- _EXERCISE DIRECTIONS_:
Pick every line out of the entries below that holds the string "description", and report them.

┄┄┄┄┄┄

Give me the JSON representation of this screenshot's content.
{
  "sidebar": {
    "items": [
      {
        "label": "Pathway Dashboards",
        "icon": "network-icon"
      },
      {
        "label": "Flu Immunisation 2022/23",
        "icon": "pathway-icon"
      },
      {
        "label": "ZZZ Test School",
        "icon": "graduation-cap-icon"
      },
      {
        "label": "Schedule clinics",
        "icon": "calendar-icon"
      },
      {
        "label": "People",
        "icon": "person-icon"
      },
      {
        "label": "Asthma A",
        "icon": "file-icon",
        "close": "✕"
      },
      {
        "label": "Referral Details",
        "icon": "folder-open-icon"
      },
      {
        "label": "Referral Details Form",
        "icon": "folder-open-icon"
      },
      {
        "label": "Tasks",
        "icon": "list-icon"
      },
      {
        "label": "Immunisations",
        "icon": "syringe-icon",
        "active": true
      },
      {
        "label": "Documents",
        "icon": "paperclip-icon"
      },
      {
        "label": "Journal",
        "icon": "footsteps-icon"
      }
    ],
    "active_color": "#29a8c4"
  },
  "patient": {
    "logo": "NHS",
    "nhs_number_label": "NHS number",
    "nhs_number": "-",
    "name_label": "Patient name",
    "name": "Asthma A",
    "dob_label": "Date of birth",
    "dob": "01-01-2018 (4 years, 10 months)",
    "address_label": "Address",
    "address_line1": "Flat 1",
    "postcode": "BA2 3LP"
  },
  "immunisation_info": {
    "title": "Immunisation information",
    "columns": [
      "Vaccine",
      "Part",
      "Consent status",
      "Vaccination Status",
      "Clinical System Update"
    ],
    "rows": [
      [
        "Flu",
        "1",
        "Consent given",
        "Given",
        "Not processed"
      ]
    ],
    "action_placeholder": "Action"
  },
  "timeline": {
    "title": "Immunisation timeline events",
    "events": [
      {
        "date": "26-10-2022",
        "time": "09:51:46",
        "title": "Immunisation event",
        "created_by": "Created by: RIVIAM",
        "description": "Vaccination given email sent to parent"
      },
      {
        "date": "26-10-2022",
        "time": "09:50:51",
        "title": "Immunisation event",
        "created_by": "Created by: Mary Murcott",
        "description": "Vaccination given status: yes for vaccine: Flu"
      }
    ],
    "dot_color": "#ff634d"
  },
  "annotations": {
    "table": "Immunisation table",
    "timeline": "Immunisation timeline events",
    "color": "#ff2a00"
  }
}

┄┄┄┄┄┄

- _ANSWER BOX_:
        "description": "Vaccination given email sent to parent"
        "description": "Vaccination given status: yes for vaccine: Flu"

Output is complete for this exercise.